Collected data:
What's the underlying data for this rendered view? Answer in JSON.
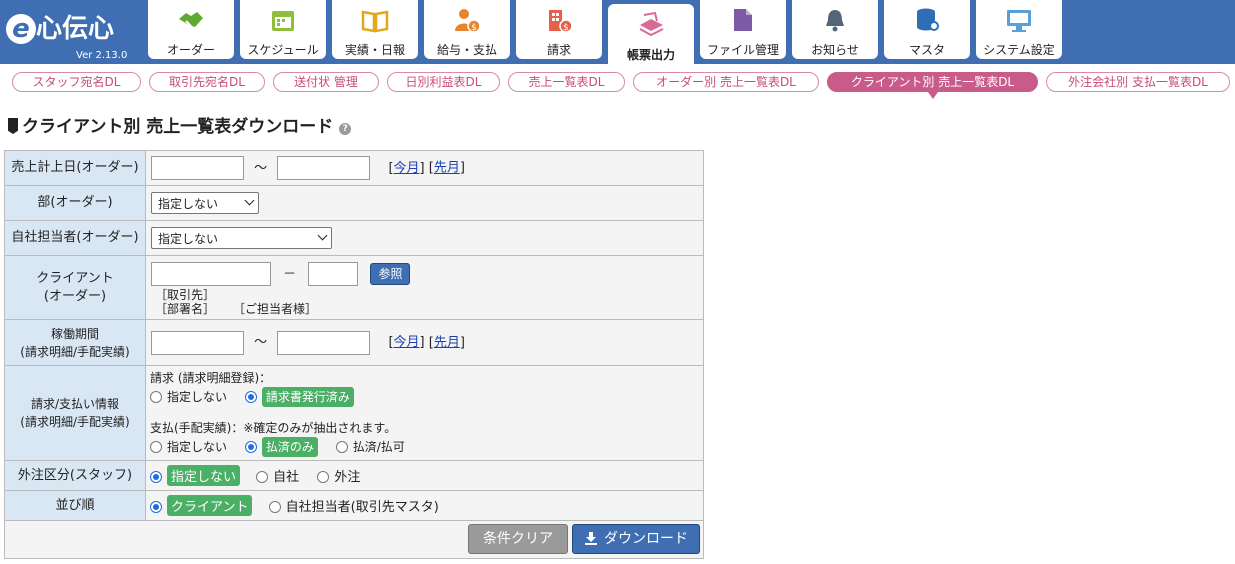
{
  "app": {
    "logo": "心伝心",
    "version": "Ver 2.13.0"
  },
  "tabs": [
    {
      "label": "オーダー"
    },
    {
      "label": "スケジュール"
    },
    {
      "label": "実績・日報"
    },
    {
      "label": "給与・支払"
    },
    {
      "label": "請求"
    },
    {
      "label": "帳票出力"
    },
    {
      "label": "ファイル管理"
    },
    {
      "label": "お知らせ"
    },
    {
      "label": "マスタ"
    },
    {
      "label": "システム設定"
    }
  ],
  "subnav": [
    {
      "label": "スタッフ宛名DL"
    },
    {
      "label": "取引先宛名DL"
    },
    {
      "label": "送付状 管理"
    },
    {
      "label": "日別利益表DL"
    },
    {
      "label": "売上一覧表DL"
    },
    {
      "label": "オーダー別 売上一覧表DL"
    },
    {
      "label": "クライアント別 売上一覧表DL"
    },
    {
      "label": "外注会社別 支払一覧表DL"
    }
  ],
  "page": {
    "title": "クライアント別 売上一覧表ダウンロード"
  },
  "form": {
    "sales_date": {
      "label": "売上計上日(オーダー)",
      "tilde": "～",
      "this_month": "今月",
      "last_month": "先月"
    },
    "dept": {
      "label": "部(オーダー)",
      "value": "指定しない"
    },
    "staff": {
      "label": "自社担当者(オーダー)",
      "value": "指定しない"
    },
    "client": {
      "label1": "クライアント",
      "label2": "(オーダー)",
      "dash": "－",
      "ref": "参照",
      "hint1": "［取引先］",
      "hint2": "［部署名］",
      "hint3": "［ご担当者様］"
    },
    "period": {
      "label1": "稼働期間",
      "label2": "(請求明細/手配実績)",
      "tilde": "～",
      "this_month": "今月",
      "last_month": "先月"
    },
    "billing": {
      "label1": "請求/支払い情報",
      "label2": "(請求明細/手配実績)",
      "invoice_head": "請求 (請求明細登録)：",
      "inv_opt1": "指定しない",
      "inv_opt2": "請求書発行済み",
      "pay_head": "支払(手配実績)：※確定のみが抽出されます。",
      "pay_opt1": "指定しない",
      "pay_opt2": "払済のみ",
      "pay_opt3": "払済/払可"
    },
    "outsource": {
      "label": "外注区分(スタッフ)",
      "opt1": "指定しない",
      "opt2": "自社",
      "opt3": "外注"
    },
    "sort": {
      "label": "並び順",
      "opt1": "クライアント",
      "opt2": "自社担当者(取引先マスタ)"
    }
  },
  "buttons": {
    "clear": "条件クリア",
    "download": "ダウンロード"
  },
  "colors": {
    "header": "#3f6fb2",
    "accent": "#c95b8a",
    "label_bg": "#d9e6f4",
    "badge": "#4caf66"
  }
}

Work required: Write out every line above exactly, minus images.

Solution to the problem:
What's the underlying data for this rendered view? Answer in JSON.
{
  "app": {
    "logo": "心伝心",
    "version": "Ver 2.13.0"
  },
  "tabs": [
    {
      "label": "オーダー"
    },
    {
      "label": "スケジュール"
    },
    {
      "label": "実績・日報"
    },
    {
      "label": "給与・支払"
    },
    {
      "label": "請求"
    },
    {
      "label": "帳票出力"
    },
    {
      "label": "ファイル管理"
    },
    {
      "label": "お知らせ"
    },
    {
      "label": "マスタ"
    },
    {
      "label": "システム設定"
    }
  ],
  "subnav": [
    {
      "label": "スタッフ宛名DL"
    },
    {
      "label": "取引先宛名DL"
    },
    {
      "label": "送付状 管理"
    },
    {
      "label": "日別利益表DL"
    },
    {
      "label": "売上一覧表DL"
    },
    {
      "label": "オーダー別 売上一覧表DL"
    },
    {
      "label": "クライアント別 売上一覧表DL"
    },
    {
      "label": "外注会社別 支払一覧表DL"
    }
  ],
  "page": {
    "title": "クライアント別 売上一覧表ダウンロード"
  },
  "form": {
    "sales_date": {
      "label": "売上計上日(オーダー)",
      "tilde": "～",
      "this_month": "今月",
      "last_month": "先月"
    },
    "dept": {
      "label": "部(オーダー)",
      "value": "指定しない"
    },
    "staff": {
      "label": "自社担当者(オーダー)",
      "value": "指定しない"
    },
    "client": {
      "label1": "クライアント",
      "label2": "(オーダー)",
      "dash": "－",
      "ref": "参照",
      "hint1": "［取引先］",
      "hint2": "［部署名］",
      "hint3": "［ご担当者様］"
    },
    "period": {
      "label1": "稼働期間",
      "label2": "(請求明細/手配実績)",
      "tilde": "～",
      "this_month": "今月",
      "last_month": "先月"
    },
    "billing": {
      "label1": "請求/支払い情報",
      "label2": "(請求明細/手配実績)",
      "invoice_head": "請求 (請求明細登録)：",
      "inv_opt1": "指定しない",
      "inv_opt2": "請求書発行済み",
      "pay_head": "支払(手配実績)：※確定のみが抽出されます。",
      "pay_opt1": "指定しない",
      "pay_opt2": "払済のみ",
      "pay_opt3": "払済/払可"
    },
    "outsource": {
      "label": "外注区分(スタッフ)",
      "opt1": "指定しない",
      "opt2": "自社",
      "opt3": "外注"
    },
    "sort": {
      "label": "並び順",
      "opt1": "クライアント",
      "opt2": "自社担当者(取引先マスタ)"
    }
  },
  "buttons": {
    "clear": "条件クリア",
    "download": "ダウンロード"
  },
  "colors": {
    "header": "#3f6fb2",
    "accent": "#c95b8a",
    "label_bg": "#d9e6f4",
    "badge": "#4caf66"
  }
}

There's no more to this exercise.